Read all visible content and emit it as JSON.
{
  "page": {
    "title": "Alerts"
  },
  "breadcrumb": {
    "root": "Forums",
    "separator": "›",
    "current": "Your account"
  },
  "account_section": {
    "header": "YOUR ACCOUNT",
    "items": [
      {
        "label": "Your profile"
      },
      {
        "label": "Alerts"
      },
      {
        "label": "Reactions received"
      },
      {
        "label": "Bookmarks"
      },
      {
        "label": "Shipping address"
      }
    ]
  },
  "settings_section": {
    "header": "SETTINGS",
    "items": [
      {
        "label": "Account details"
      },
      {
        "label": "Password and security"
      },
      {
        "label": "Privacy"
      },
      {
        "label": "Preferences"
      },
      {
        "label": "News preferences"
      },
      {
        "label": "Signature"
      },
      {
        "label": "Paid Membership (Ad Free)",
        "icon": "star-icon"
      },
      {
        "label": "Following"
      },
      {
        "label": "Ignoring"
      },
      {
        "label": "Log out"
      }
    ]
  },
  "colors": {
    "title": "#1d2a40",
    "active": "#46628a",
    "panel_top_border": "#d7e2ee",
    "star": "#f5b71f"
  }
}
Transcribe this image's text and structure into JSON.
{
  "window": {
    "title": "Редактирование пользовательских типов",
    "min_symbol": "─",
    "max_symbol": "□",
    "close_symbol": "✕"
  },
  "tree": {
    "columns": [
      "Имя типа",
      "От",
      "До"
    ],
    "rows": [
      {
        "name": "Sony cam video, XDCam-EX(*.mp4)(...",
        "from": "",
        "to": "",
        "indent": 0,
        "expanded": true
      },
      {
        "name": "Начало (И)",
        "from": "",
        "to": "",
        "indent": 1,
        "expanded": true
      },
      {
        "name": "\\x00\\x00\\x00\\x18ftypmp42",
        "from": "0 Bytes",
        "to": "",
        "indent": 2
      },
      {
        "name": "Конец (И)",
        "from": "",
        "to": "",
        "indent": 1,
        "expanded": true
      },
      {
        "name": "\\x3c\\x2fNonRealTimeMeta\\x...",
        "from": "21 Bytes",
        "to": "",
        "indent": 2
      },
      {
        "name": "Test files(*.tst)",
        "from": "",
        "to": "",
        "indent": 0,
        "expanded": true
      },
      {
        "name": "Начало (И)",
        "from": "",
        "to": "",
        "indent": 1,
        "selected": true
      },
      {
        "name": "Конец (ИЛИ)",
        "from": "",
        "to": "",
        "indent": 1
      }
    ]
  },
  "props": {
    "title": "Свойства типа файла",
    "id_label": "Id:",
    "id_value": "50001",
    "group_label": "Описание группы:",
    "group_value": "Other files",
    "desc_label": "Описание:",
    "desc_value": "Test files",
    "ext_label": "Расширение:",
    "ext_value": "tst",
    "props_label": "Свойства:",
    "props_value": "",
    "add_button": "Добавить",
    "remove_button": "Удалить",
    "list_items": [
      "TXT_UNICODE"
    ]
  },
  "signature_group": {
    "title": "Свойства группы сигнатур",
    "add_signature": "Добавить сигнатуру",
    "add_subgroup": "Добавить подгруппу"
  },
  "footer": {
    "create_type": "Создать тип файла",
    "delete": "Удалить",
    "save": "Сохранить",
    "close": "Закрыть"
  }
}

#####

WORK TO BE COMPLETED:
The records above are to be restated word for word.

TASK SOLUTION:
Read all visible content and emit it as JSON.
{
  "page": {
    "title": "Alerts"
  },
  "breadcrumb": {
    "root": "Forums",
    "separator": "›",
    "current": "Your account"
  },
  "account_section": {
    "header": "YOUR ACCOUNT",
    "items": [
      {
        "label": "Your profile"
      },
      {
        "label": "Alerts"
      },
      {
        "label": "Reactions received"
      },
      {
        "label": "Bookmarks"
      },
      {
        "label": "Shipping address"
      }
    ]
  },
  "settings_section": {
    "header": "SETTINGS",
    "items": [
      {
        "label": "Account details"
      },
      {
        "label": "Password and security"
      },
      {
        "label": "Privacy"
      },
      {
        "label": "Preferences"
      },
      {
        "label": "News preferences"
      },
      {
        "label": "Signature"
      },
      {
        "label": "Paid Membership (Ad Free)",
        "icon": "star-icon"
      },
      {
        "label": "Following"
      },
      {
        "label": "Ignoring"
      },
      {
        "label": "Log out"
      }
    ]
  },
  "colors": {
    "title": "#1d2a40",
    "active": "#46628a",
    "panel_top_border": "#d7e2ee",
    "star": "#f5b71f"
  }
}
Transcribe this image's text and structure into JSON.
{
  "window": {
    "title": "Редактирование пользовательских типов",
    "min_symbol": "─",
    "max_symbol": "□",
    "close_symbol": "✕"
  },
  "tree": {
    "columns": [
      "Имя типа",
      "От",
      "До"
    ],
    "rows": [
      {
        "name": "Sony cam video, XDCam-EX(*.mp4)(...",
        "from": "",
        "to": "",
        "indent": 0,
        "expanded": true
      },
      {
        "name": "Начало (И)",
        "from": "",
        "to": "",
        "indent": 1,
        "expanded": true
      },
      {
        "name": "\\x00\\x00\\x00\\x18ftypmp42",
        "from": "0 Bytes",
        "to": "",
        "indent": 2
      },
      {
        "name": "Конец (И)",
        "from": "",
        "to": "",
        "indent": 1,
        "expanded": true
      },
      {
        "name": "\\x3c\\x2fNonRealTimeMeta\\x...",
        "from": "21 Bytes",
        "to": "",
        "indent": 2
      },
      {
        "name": "Test files(*.tst)",
        "from": "",
        "to": "",
        "indent": 0,
        "expanded": true
      },
      {
        "name": "Начало (И)",
        "from": "",
        "to": "",
        "indent": 1,
        "selected": true
      },
      {
        "name": "Конец (ИЛИ)",
        "from": "",
        "to": "",
        "indent": 1
      }
    ]
  },
  "props": {
    "title": "Свойства типа файла",
    "id_label": "Id:",
    "id_value": "50001",
    "group_label": "Описание группы:",
    "group_value": "Other files",
    "desc_label": "Описание:",
    "desc_value": "Test files",
    "ext_label": "Расширение:",
    "ext_value": "tst",
    "props_label": "Свойства:",
    "props_value": "",
    "add_button": "Добавить",
    "remove_button": "Удалить",
    "list_items": [
      "TXT_UNICODE"
    ]
  },
  "signature_group": {
    "title": "Свойства группы сигнатур",
    "add_signature": "Добавить сигнатуру",
    "add_subgroup": "Добавить подгруппу"
  },
  "footer": {
    "create_type": "Создать тип файла",
    "delete": "Удалить",
    "save": "Сохранить",
    "close": "Закрыть"
  }
}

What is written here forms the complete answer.